**Available records:**
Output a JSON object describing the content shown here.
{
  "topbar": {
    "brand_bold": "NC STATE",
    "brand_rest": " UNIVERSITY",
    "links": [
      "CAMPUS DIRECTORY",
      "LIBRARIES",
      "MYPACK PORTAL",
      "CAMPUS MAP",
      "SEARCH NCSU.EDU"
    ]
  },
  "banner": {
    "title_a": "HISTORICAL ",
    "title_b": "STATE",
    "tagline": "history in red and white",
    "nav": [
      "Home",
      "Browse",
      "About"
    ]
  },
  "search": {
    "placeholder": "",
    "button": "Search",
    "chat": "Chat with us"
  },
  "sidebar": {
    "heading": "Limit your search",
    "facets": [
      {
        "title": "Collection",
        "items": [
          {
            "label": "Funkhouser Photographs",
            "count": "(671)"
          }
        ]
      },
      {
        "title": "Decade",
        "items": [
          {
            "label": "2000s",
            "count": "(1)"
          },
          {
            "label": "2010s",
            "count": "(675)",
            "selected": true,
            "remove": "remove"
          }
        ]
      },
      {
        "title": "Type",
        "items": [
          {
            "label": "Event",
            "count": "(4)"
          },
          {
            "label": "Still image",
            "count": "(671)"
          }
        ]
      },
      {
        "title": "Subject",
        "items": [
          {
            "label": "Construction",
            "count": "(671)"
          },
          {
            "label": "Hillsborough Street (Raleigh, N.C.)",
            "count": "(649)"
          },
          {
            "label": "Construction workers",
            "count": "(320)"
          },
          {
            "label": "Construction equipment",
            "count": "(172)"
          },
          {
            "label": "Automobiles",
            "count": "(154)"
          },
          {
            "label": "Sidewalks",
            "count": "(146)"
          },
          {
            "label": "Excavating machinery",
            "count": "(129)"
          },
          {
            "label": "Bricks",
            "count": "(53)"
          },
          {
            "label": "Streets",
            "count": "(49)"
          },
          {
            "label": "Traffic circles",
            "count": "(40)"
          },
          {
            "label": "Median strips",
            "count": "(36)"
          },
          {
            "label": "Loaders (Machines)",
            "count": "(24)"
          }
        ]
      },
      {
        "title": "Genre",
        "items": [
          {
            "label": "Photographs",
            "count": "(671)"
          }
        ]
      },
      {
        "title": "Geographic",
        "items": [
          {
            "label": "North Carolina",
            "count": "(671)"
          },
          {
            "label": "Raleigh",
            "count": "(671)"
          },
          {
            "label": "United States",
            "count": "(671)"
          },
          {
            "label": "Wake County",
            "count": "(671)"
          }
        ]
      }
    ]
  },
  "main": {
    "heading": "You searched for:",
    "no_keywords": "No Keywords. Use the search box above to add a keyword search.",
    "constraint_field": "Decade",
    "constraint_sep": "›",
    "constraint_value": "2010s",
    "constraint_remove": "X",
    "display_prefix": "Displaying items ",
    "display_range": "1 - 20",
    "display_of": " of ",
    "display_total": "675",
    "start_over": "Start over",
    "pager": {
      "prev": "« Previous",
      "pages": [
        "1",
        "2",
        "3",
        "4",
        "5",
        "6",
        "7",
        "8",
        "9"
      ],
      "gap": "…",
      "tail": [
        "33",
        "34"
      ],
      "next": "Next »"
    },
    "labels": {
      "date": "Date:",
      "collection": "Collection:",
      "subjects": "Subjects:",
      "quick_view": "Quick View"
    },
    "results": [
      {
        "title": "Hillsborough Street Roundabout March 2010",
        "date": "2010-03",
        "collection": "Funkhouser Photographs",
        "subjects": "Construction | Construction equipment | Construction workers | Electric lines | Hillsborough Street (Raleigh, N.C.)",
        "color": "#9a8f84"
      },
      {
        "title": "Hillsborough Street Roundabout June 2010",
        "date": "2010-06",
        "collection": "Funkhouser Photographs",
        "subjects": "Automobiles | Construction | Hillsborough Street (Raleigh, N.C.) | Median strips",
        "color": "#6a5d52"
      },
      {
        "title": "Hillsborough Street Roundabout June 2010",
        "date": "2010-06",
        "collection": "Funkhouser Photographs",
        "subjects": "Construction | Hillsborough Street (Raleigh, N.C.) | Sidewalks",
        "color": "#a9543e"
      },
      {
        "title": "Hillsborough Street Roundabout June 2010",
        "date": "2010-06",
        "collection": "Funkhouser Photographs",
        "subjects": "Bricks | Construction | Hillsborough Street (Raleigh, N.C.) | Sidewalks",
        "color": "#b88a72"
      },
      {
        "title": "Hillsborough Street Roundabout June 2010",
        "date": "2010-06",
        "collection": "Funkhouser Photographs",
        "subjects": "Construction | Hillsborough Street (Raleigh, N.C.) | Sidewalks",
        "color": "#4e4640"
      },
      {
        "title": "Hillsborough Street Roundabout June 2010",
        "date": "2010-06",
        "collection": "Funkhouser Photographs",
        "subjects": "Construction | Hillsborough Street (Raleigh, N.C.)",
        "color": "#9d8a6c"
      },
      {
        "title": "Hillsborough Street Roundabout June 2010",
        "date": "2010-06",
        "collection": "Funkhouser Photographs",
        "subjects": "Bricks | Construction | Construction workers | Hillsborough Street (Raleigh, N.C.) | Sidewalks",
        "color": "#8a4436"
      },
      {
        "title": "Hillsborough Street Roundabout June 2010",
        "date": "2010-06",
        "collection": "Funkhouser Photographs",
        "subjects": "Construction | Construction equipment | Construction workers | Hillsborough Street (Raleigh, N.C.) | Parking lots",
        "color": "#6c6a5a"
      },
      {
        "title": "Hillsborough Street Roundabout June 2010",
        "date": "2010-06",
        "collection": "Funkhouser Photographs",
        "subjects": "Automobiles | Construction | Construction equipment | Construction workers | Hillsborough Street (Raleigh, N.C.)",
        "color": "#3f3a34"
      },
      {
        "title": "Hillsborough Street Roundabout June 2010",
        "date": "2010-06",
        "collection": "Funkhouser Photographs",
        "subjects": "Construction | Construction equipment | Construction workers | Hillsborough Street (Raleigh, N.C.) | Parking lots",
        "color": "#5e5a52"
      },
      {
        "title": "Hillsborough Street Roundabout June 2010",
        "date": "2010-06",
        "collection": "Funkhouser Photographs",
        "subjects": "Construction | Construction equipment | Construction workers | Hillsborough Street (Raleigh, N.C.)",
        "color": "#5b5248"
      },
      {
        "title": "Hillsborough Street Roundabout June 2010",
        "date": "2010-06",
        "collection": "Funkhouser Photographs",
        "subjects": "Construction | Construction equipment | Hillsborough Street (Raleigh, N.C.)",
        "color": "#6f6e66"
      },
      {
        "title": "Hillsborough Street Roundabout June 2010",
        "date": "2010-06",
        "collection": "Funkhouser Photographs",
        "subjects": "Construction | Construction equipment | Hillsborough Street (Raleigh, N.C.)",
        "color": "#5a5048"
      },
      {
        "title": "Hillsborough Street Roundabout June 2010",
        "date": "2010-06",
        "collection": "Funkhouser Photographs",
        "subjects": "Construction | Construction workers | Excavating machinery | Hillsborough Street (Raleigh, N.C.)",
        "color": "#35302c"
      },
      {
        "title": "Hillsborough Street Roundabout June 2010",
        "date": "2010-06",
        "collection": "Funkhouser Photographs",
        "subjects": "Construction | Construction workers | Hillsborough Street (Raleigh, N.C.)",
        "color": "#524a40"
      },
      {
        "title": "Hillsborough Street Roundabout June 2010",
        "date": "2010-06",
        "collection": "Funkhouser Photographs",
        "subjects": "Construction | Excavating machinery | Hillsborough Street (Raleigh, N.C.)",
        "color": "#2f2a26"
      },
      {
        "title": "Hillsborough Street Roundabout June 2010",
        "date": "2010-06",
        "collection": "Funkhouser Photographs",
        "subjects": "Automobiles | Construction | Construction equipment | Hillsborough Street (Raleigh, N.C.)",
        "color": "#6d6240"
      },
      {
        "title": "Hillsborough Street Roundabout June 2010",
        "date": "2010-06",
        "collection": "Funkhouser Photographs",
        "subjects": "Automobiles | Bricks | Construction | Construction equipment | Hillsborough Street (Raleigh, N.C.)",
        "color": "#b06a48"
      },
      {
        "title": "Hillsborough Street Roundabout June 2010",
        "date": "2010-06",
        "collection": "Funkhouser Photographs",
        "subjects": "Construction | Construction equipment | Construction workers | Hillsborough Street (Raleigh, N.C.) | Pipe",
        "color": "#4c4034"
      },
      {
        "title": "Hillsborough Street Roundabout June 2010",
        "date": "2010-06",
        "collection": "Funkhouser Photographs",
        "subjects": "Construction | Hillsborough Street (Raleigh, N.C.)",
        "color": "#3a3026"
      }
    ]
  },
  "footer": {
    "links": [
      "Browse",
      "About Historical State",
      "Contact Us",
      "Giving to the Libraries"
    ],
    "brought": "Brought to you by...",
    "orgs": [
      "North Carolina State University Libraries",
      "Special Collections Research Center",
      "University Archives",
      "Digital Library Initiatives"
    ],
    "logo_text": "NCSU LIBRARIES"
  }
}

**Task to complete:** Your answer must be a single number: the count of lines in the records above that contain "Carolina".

**Response to this exercise:** 2